## TASK TO CARRY OUT
Every line below must be copied as written, except for pictures.

## DATA FOR THE TASK

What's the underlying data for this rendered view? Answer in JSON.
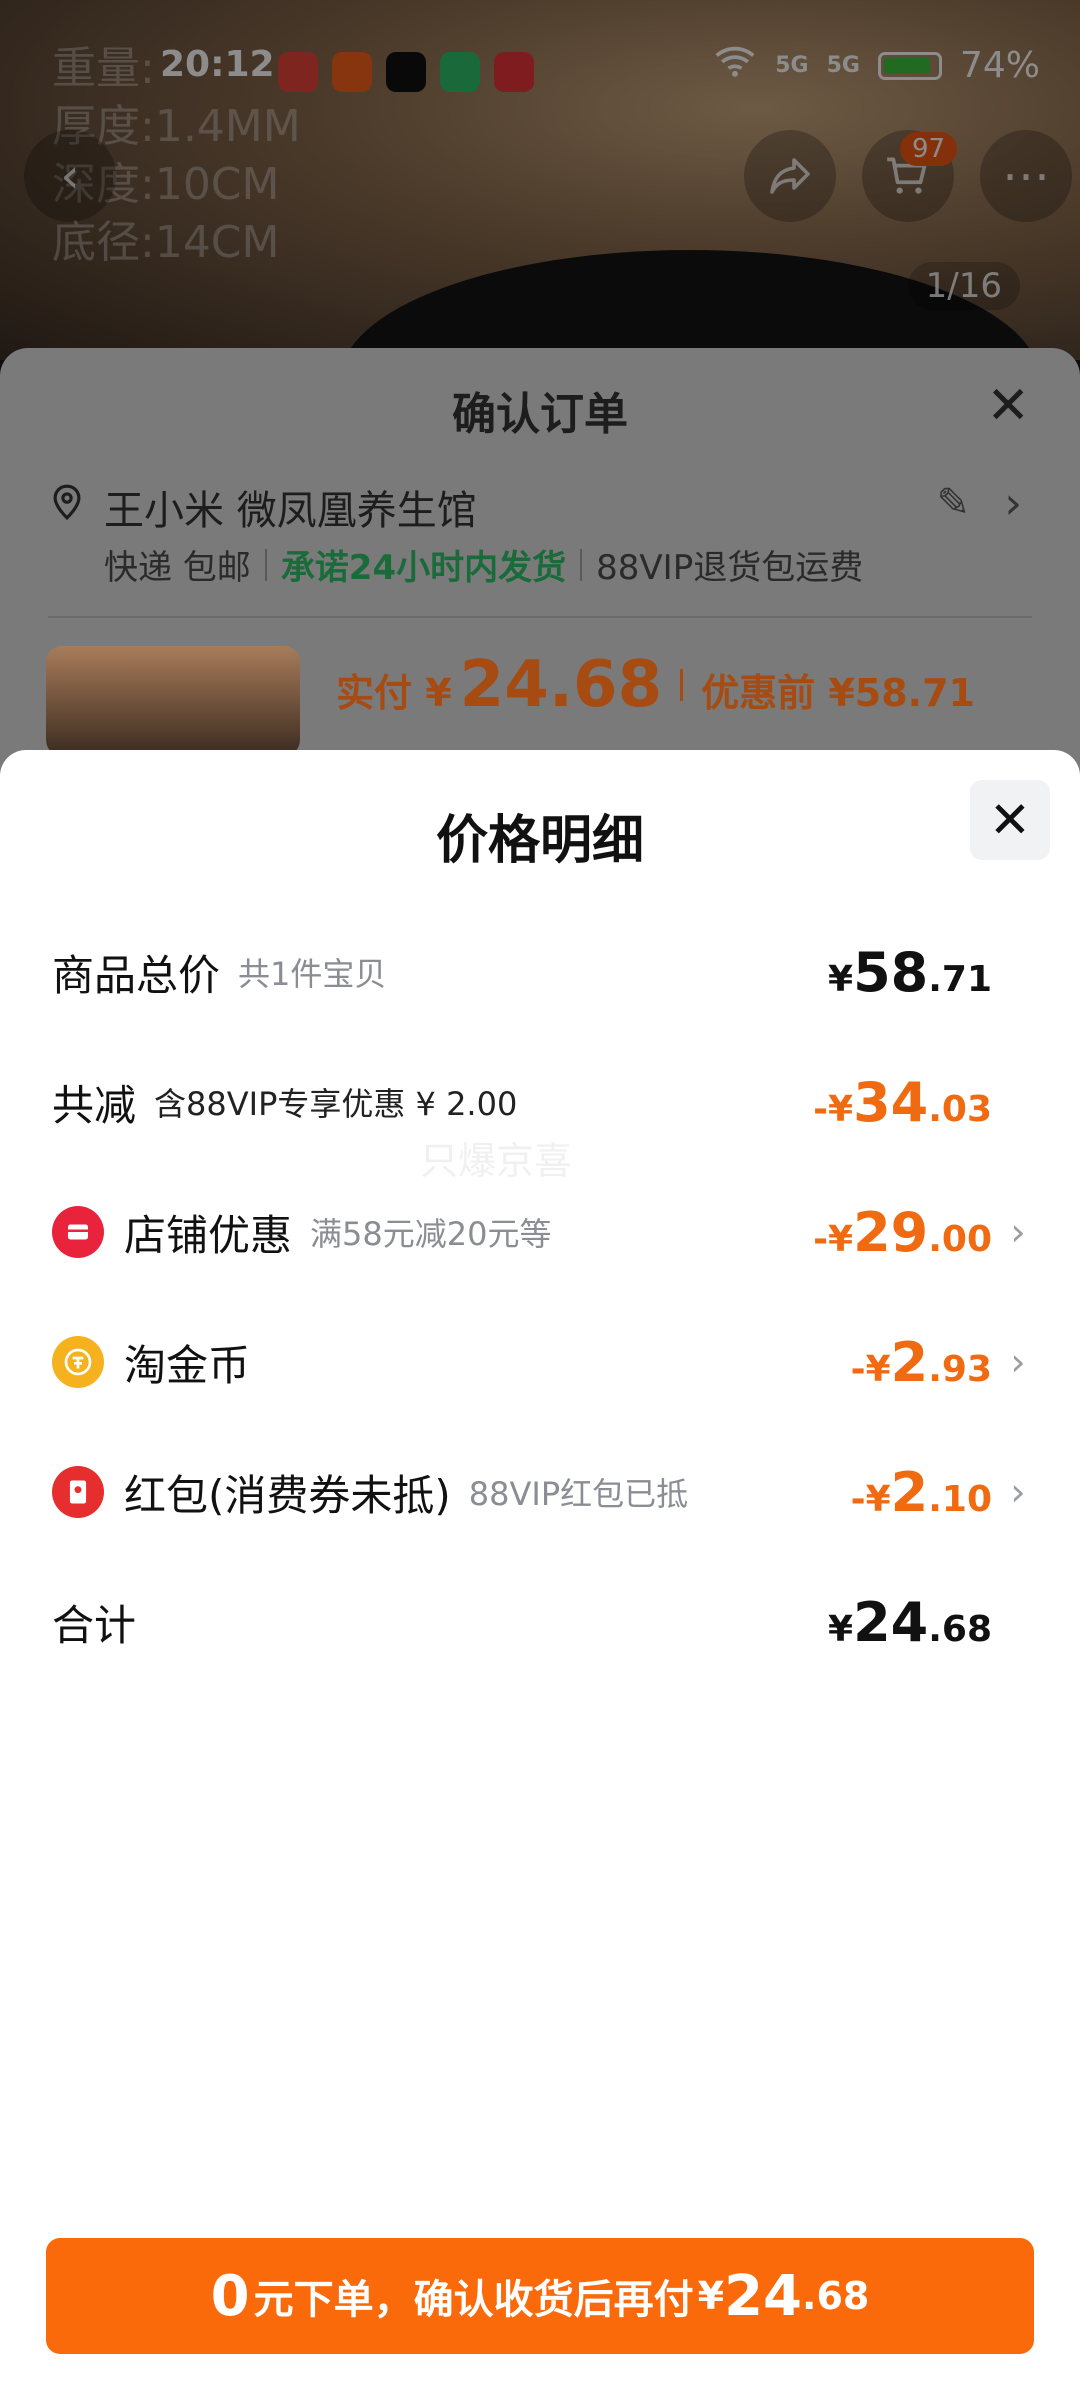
{
  "status_bar": {
    "time": "20:12",
    "signal_1": "5G",
    "signal_2": "5G",
    "battery": "74%"
  },
  "background": {
    "specs": [
      "重量:",
      "厚度:1.4MM",
      "深度:10CM",
      "底径:14CM"
    ],
    "image_counter": "1/16",
    "cart_count": "97"
  },
  "order_sheet": {
    "title": "确认订单",
    "address_name": "王小米 微凤凰养生馆",
    "shipping": "快递 包邮",
    "promise": "承诺24小时内发货",
    "return_info": "88VIP退货包运费",
    "pay_label": "实付 ¥",
    "pay_amount": "24.68",
    "before_discount": "优惠前 ¥58.71"
  },
  "price_detail": {
    "title": "价格明细",
    "watermark": "只爆京喜",
    "rows": {
      "total": {
        "label": "商品总价",
        "sub": "共1件宝贝",
        "sym": "¥",
        "int": "58",
        "dec": ".71"
      },
      "reduce": {
        "label": "共减",
        "sub": "含88VIP专享优惠 ¥ 2.00",
        "sym": "-¥",
        "int": "34",
        "dec": ".03"
      },
      "shop": {
        "label": "店铺优惠",
        "sub": "满58元减20元等",
        "sym": "-¥",
        "int": "29",
        "dec": ".00"
      },
      "coin": {
        "label": "淘金币",
        "sub": "",
        "sym": "-¥",
        "int": "2",
        "dec": ".93"
      },
      "redpack": {
        "label": "红包(消费券未抵)",
        "sub": "88VIP红包已抵",
        "sym": "-¥",
        "int": "2",
        "dec": ".10"
      },
      "sum": {
        "label": "合计",
        "sub": "",
        "sym": "¥",
        "int": "24",
        "dec": ".68"
      }
    },
    "submit": {
      "zero": "0",
      "text": "元下单，确认收货后再付",
      "sym": "¥",
      "int": "24",
      "dec": ".68"
    }
  },
  "colors": {
    "accent": "#FA6A0A",
    "discount": "#F06A12",
    "shop_badge": "#E8233B",
    "coin_badge": "#F5B21E",
    "redpack_badge": "#E62E2E"
  }
}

## ANSWER BOX
What's the underlying data for this rendered view? Answer in JSON.
{
  "status_bar": {
    "time": "20:12",
    "signal_1": "5G",
    "signal_2": "5G",
    "battery": "74%"
  },
  "background": {
    "specs": [
      "重量:",
      "厚度:1.4MM",
      "深度:10CM",
      "底径:14CM"
    ],
    "image_counter": "1/16",
    "cart_count": "97"
  },
  "order_sheet": {
    "title": "确认订单",
    "address_name": "王小米 微凤凰养生馆",
    "shipping": "快递 包邮",
    "promise": "承诺24小时内发货",
    "return_info": "88VIP退货包运费",
    "pay_label": "实付 ¥",
    "pay_amount": "24.68",
    "before_discount": "优惠前 ¥58.71"
  },
  "price_detail": {
    "title": "价格明细",
    "watermark": "只爆京喜",
    "rows": {
      "total": {
        "label": "商品总价",
        "sub": "共1件宝贝",
        "sym": "¥",
        "int": "58",
        "dec": ".71"
      },
      "reduce": {
        "label": "共减",
        "sub": "含88VIP专享优惠 ¥ 2.00",
        "sym": "-¥",
        "int": "34",
        "dec": ".03"
      },
      "shop": {
        "label": "店铺优惠",
        "sub": "满58元减20元等",
        "sym": "-¥",
        "int": "29",
        "dec": ".00"
      },
      "coin": {
        "label": "淘金币",
        "sub": "",
        "sym": "-¥",
        "int": "2",
        "dec": ".93"
      },
      "redpack": {
        "label": "红包(消费券未抵)",
        "sub": "88VIP红包已抵",
        "sym": "-¥",
        "int": "2",
        "dec": ".10"
      },
      "sum": {
        "label": "合计",
        "sub": "",
        "sym": "¥",
        "int": "24",
        "dec": ".68"
      }
    },
    "submit": {
      "zero": "0",
      "text": "元下单，确认收货后再付",
      "sym": "¥",
      "int": "24",
      "dec": ".68"
    }
  },
  "colors": {
    "accent": "#FA6A0A",
    "discount": "#F06A12",
    "shop_badge": "#E8233B",
    "coin_badge": "#F5B21E",
    "redpack_badge": "#E62E2E"
  }
}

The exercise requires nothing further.